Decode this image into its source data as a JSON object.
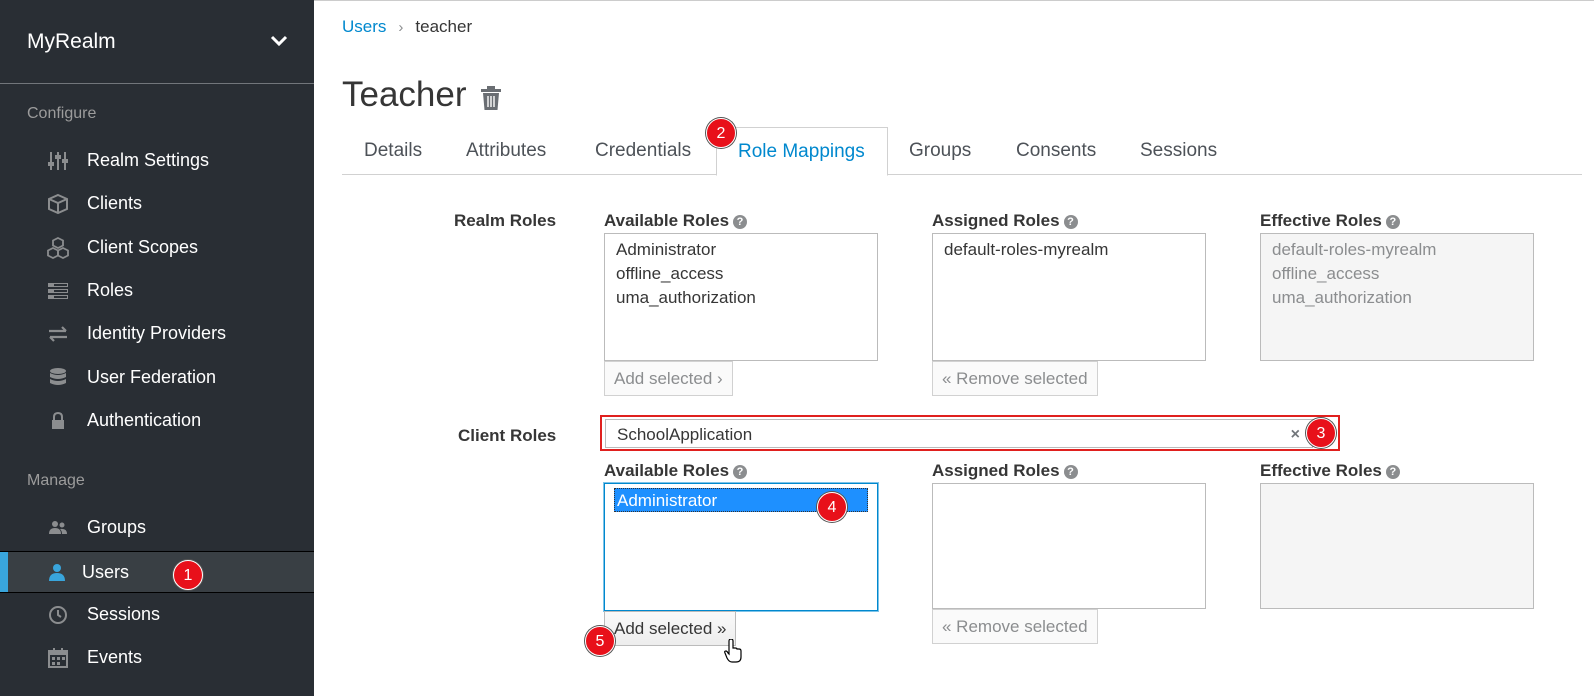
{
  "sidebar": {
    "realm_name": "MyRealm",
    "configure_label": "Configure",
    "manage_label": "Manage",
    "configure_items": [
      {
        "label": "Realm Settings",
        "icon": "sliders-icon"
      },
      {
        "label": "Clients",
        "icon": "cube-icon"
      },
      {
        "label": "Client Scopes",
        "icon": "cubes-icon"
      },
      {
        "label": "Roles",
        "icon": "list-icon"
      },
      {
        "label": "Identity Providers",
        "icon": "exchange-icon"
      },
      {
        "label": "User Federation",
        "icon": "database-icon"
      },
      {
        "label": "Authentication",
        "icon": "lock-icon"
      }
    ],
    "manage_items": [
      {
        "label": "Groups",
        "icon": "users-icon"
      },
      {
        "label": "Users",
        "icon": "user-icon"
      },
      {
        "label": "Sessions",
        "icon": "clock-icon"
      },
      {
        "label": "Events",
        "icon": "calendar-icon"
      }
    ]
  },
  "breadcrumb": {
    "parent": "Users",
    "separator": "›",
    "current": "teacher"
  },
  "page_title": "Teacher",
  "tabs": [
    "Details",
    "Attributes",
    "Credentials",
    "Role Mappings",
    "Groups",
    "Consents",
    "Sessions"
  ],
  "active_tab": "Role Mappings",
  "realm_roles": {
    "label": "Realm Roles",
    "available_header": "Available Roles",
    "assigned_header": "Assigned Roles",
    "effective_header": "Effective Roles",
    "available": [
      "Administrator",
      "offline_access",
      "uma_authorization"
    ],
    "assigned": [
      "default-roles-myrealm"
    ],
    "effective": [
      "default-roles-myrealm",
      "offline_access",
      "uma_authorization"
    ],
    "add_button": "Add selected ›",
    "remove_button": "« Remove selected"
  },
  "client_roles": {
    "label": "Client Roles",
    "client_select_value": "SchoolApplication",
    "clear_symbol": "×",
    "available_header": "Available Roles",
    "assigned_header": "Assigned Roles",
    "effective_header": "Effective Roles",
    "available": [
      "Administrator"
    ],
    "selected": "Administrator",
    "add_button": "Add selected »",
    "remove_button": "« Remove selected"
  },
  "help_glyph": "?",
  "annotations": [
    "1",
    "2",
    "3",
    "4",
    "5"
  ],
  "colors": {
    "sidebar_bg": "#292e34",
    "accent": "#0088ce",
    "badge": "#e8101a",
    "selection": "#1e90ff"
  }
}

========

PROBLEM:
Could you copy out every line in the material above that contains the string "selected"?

TASK OUTPUT:
    "add_button": "Add selected ›",
    "remove_button": "« Remove selected"
    "selected": "Administrator",
    "add_button": "Add selected »",
    "remove_button": "« Remove selected"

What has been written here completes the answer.